Dawn Has Come, Easier Options, Remember
Issue 847 » June 19, 2015 - Ramadan 2, 1436
Dawn Has Come
Al-Ahzab (The Confederates) - Chapter 33: Verse 43
So often we find that the darkest times in our lives are followed by the most precious. Often, it is at the moment when everything looks broken that something least expected lifts us and carries us through. Did not Prophet Ayoub (peace be upon him) lose everything one by one, before it was all given back and more?
Yes. For Prophet Ayoub, the night was real. And for many of us, it seems to last forever. But Allah does not allow an endless night. In His mercy, he gives us the sun. Yet there are times when we feel our hardships won’t cease. And maybe some of us have fallen to such a spiritual low in our deen (religion) that we feel disconnected from our Creator. And maybe for some of us, it’s so dark, we don’t even notice.
But like the sun that rises at the end of the night, our dawn has come. In His infinite mercy, Allah has sent the light of Ramadan to erase the night. He has sent the month of the Qur’an so that He might elevate us and bring us from our isolation to His nearness. He has given us this blessed month to fill our emptiness, cure our loneliness, and end our soul’s poverty. He has sent us the dawn that we might find from darkness — light.
"Reclaim Your Heart" - Yasmin Mogahed
The Prophet (peace be upon him) is reported to have said: “The best of your religion is the easier options therein.” [Bukhari]
Thus, when there are different answers to the same question and when easier options may be available in the practice of a religious duty, judgment, fatwa, and ijtihad, the easier option should be preferred.
The Prophet’s widow Aishah reported that the Prophet was always inclined toward preventing hardship and lightening the people’s burdens as far as possible. Thus, she reported that, “he [the Prophet] did not choose but the easier of the two options so long as it did not amount to a transgression.” [Muslim]
The Prophet has also advised the believers to take advantage of the concessions God has granted to them, for “God loves to see that His concessions are taken, just as He loves to see that His commandments are obeyed.” [Al Albani]
The purport of this message is illustrated in another hadith text with regard to fasting (of Ramadan): “It is not a virtue to observe the fast when one is travelling.” [Mishkat]
"The Middle Path of Moderation in Islam: The Qur'anic Principle of Wasatiyyah" - Hashim Kamali
If we listen to men and women living in the societies of the South, from Latin America to India and Indonesia or the African continent or the Middle East, we find that globalization is perceived mainly as a form of Westernization. If we listen to African-Americans, Latinos and new citizens of the United States, or the citizens of Canada, Europe or Australia, we find that they are uneasy about their culture, values and memories.
Officially, pluralist societies must take into account the diversity of the culture and historical experience of their citizens and residents.

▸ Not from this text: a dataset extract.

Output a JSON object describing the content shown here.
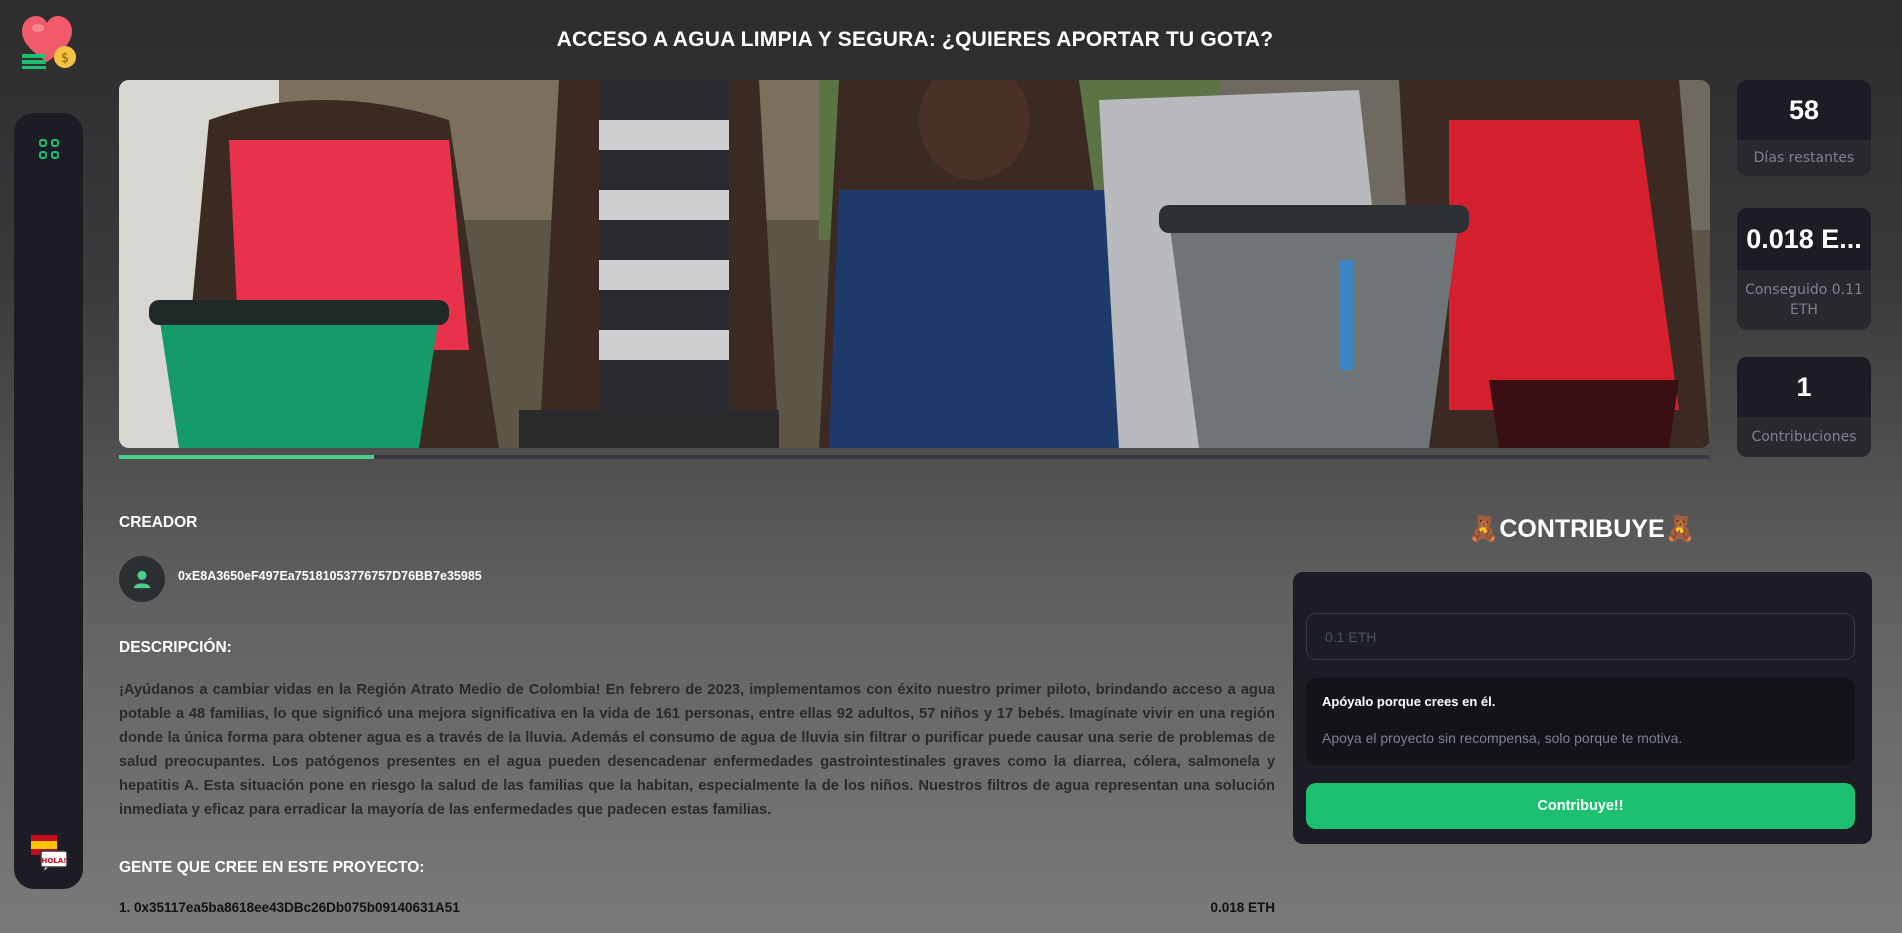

Values, symbols and language shape our consciousness, psychology and worldview, and so too does the memory of colonization, migration, exile and settlement (and sometimes of rejection and racism). Rather than allowing our memories to be torn apart by squabbles over universals or the higher truths of rival points of view, contemporary societies, both rich and poor and in both the North and the South, should be doing more to institutionalize the teaching of a common history of memories. They should be combining the wealth of all our memories, explaining different points of view, and trying to understand collective consciousnesses and collective hopes as well as historical wounds and traumas. Modern man must reconcile himself with a sense of history, and rediscover the essence of the cultural and religious traditions in an age of globalization. It cannot be said too often that globalization itself is producing a culture that exists on a world scale. That culture has a tendency to make other traditions and cultures, with their symbols, rites, arts and food, look ‘exotic’ or peripheral, though some of their artistic and culinary products can of course be integrated into the logic of its economy because they hold out the promise of substantial profits.
Languages, cultures and traditions should also be explained and promoted in our schools, just as they should be celebrated and encouraged by local cultural policies. Given the dominance of English, fast food and stereotypical consumerism, it is important to teach children more than one language, to introduce them to new intellectual worlds with different terminological points of reference, and thus to multiple sensibilities, tastes and points of view. Languages convey and transmit sensibilities; they have and are particular sensibilities. Studying the meaning of symbols, practices and customs calls into question the legitimacy of our own symbols, practices and customs and relativizes our certainties and pretensions.
"Duty To Remember" - Tariq Ramadan